  1. Towers was in love with Roskos during spring training, kept referring to him as a “Greek god.” What is it about Kevin Towers and position players?

  2. The 2003 squad made my eyes bleed. 1999 wasn’t nearly so bad, a letdown after ’98, of course, but there was that terrific winning streak that was as much baseball fun as I’ve ever had.

    Roskos was massive that spring training, both in performance and size.

    Farm system ranking season! Claims of bias are usually overstated, but how does BA shoot us from back of the pack to #9, when most of our prospects had down years? Oh yeah, we picked up three former Red Sox prospects.

  3. Yes, 1999-2003 was pretty miserable, but I would contend that time has mostly healed that gaping wound. For instance… if I wrote a post with the express goal of naming at least 15 players on the 25-man roster for each of the seasons in question, I would fail spectacularly.

    This is where a failing memory is a good thing.

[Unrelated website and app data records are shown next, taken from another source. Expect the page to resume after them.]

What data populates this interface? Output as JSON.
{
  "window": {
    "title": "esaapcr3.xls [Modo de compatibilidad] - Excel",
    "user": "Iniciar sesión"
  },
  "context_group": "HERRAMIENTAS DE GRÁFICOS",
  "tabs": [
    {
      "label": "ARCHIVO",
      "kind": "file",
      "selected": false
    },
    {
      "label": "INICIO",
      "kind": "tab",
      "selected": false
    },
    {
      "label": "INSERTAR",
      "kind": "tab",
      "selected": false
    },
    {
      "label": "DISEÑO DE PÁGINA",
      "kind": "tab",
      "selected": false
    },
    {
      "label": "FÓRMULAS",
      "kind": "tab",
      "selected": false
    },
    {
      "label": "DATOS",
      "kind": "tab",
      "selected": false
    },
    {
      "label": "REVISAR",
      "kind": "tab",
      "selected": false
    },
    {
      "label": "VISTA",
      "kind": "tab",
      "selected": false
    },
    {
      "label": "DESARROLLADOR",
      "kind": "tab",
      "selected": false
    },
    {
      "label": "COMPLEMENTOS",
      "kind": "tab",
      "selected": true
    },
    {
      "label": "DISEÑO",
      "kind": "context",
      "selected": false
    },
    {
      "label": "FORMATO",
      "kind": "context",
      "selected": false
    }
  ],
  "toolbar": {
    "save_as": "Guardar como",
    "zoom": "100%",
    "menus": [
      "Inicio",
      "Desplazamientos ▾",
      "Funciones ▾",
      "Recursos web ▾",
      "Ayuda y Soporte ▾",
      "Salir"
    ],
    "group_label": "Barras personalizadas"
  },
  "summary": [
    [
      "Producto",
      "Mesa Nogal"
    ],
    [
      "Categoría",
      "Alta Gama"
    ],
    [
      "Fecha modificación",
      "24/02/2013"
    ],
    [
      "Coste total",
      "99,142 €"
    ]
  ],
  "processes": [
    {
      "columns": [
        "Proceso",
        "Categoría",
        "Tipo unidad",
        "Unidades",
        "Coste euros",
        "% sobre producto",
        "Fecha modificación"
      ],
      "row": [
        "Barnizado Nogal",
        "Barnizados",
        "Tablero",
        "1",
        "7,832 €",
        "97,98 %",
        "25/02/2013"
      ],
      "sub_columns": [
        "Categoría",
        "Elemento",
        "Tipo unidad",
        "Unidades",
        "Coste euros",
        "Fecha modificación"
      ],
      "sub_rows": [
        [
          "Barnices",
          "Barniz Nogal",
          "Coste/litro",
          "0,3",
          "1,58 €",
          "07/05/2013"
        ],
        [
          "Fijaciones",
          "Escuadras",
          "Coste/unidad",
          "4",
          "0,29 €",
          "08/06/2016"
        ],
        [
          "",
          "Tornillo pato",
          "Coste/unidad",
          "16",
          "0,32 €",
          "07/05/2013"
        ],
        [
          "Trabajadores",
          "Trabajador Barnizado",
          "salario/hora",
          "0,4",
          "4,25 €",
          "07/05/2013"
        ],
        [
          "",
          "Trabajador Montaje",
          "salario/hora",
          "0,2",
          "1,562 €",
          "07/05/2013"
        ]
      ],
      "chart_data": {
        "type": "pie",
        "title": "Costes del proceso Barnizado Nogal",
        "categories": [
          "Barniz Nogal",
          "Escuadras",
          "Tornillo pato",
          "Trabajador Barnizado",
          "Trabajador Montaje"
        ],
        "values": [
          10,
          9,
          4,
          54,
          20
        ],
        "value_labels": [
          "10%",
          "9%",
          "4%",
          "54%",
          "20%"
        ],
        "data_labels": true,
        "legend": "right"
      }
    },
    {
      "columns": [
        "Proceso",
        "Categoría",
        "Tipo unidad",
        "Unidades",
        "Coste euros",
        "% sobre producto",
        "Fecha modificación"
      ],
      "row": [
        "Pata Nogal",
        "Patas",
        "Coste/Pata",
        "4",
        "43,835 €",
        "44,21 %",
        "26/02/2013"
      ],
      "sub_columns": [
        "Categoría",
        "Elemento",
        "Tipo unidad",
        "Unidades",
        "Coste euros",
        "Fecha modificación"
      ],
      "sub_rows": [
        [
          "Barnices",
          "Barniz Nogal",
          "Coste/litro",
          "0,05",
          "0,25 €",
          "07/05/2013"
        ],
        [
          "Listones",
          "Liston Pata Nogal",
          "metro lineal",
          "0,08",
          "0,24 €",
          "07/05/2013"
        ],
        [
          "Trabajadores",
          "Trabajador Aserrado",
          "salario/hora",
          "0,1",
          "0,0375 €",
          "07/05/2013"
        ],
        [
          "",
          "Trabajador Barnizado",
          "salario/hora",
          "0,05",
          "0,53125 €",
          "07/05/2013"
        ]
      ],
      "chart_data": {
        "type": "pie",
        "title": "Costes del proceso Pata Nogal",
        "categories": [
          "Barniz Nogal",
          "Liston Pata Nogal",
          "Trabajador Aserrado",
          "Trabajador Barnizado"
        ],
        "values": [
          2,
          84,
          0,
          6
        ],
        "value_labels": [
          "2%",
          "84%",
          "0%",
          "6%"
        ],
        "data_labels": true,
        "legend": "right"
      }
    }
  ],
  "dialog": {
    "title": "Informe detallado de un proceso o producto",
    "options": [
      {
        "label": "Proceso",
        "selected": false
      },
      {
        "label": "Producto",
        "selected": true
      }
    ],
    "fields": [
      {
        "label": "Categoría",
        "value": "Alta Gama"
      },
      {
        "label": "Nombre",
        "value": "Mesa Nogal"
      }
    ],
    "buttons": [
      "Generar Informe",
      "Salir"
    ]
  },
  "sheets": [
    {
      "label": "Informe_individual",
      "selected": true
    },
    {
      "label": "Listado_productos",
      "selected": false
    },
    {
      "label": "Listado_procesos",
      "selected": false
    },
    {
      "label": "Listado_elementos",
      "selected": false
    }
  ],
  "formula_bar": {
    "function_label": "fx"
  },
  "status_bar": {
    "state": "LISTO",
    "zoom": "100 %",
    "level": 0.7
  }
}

  4. You forgot to mention Garth Brooks. Though it was only in Spring Training, he did get 1 hit for the Pads.